Task data.

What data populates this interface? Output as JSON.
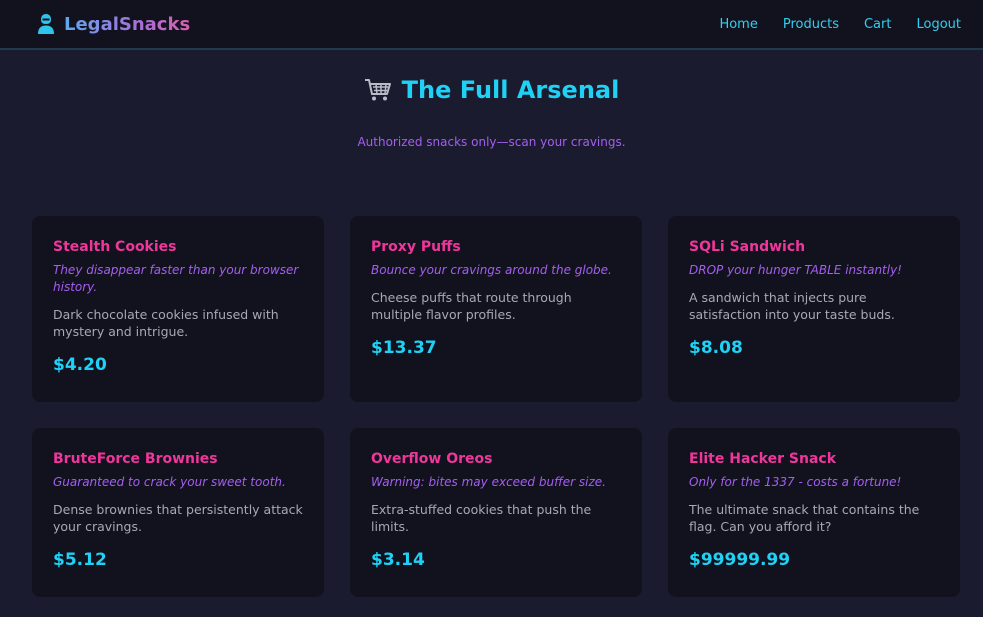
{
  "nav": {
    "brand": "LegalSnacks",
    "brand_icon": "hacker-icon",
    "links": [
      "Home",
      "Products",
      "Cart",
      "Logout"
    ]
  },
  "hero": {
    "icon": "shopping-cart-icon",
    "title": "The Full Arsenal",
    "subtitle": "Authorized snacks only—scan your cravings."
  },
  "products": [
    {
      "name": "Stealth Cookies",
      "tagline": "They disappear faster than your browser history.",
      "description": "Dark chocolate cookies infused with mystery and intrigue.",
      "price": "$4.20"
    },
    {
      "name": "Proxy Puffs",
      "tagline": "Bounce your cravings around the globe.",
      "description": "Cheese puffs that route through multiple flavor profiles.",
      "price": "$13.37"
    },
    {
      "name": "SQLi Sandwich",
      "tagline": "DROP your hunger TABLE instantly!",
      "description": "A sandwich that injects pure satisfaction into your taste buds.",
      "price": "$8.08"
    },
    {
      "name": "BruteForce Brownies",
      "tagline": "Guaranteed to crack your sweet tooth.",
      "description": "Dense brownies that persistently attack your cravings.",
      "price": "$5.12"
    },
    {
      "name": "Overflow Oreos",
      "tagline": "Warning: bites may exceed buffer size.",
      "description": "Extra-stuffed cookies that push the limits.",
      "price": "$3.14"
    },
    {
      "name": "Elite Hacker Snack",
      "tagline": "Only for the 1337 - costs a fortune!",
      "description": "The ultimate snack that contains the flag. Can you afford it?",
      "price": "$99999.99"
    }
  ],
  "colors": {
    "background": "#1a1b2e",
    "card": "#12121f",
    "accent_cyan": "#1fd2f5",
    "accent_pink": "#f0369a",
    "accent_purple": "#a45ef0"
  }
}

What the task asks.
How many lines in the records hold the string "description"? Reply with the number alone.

Exercise output.
6